Strip Construction


Strip Construction
by Bill Durham
(Excerpted from The Mariner's Catalog - Volume 4)

I can congratulate myself in hindsight for deciding to build the right kinds of boats with strip construction. This technique is not suitable for most boatbuilding projects, and I think should rarely be chosen unless there are strong secondary reasons beside the fact that it's "simple" and cheap.

I built a careful replica of a 26-foot dugout canoe, using 2" X 1-3/4" strips on the bottom, 1-1/2" X 1" strips up the sides, epoxy-glued and nailed at 4" intervals with 16d galvanized casing nails on the bottom, 8d on the sides. I used tough 3/4" Philippine mahogany planks as stem and sternpost, with the strips simply beveled to a feather edge and glued and nailed to them.

On launching, the canoe leaked not a drop, and no seams opened or wood shifted during five or six years of careless treatment — left waterlogged in a polluted lake winters; sun-baked each summer. A purchaser set out for the Inside Passage several years ago, and I haven't seen the canoe since. Of precisely the same scantlings as a 1928 prototype, and indistinguishable from a dugout at ten feet, I felt that the strip-built hull was a much stronger and more durable fabric than dugout construction could provide. The canoe was structurally 100 percent successful, primarily because of the virtues of western red cedar and gap-filling epoxy, and the suitability of a dugout-canoe prototype.

I chose strip construction for a 20' X 54" elliptical stern launch partly because I wasn't interested in learning all the skills and acquiring all the materials necessary for building such a hull in the traditional way; partly because I planned to use the hull as a plug for a fiberglass mold. I used 3/4" X 1-1/4" red cedar strips, resorcinol-glued and nailed at 3" intervals with 6d galvanized nails, with much extra clamping.

Strip construction made it easy to achieve an almost perfectly fair and smooth surface for the fiberglass work.

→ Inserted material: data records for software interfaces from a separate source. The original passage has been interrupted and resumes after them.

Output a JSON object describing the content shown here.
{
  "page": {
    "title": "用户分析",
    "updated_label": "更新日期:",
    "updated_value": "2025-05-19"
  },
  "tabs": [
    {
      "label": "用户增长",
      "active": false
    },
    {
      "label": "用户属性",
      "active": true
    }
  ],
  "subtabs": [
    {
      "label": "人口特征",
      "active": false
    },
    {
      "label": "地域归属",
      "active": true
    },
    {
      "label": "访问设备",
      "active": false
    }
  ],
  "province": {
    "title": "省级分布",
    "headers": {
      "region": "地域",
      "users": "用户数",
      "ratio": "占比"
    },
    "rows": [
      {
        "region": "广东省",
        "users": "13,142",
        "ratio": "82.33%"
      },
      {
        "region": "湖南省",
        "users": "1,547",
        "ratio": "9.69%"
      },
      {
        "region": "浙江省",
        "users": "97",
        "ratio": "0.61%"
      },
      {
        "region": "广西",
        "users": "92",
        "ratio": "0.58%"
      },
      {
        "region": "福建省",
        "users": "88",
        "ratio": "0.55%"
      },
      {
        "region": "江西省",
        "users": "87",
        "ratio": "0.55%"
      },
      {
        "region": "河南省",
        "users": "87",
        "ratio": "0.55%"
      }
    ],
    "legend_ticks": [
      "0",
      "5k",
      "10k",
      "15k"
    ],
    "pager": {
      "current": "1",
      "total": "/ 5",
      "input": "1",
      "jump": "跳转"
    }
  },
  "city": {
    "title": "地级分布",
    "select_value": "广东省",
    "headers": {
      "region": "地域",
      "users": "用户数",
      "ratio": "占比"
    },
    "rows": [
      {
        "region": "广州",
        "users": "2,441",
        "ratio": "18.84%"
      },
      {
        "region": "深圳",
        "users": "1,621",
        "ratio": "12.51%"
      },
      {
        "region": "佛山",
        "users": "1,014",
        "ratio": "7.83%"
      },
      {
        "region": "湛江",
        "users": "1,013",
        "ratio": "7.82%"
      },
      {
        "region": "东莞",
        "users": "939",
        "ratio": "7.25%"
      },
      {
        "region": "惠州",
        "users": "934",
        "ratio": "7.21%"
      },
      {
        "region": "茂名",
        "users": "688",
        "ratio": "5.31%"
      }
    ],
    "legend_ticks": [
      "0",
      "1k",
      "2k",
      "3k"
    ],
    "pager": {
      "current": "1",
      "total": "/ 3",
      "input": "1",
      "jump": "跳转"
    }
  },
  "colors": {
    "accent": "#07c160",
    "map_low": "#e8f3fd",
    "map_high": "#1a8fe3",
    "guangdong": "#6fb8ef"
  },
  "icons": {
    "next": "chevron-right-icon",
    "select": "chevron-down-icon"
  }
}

The 3/4"-thick hull required frames, and I found that inserting frames and fastening them securely to a thin softwood skin is not easy.

On launching, the seams wept quietly in dozens of places before they took up. "Absolutely waterproof" resorcinol glue is rarely handled in just the right way, or given enough clamping pressure, by amateur boatbuilders. I think ordinary water-mix Weldwood will give better results for most amateurs, if only because it can be slathered on more liberally.

I think that the questions usually asked about strip construction — How do you fit the strips? How do you scarph the butt-ends? How can I get clamping pressure? — are not the questions that need to be asked. The main thing is to use a completely stable and glueable wood such as western red cedar, and epoxy glue if you can afford it or know where to get "Boeing surplus," and to select a project entirely suitable for strip construction. A traditional plank-on-frame boat hull, imitated in strip construction, does not look very authentic.

In my experience, strip-building is phenomenally sparing of materials costs; wasteful of builder's time. My canoe took 600 hours to build; the 20-foot launch 1,000 hours. Neither hull had $100 in it prior to painting or decking.

I'll leave it to a professional boatbuilder to explain the several reasons why most professionals regard strip construction as an amateur aberration.

—Bill Durham-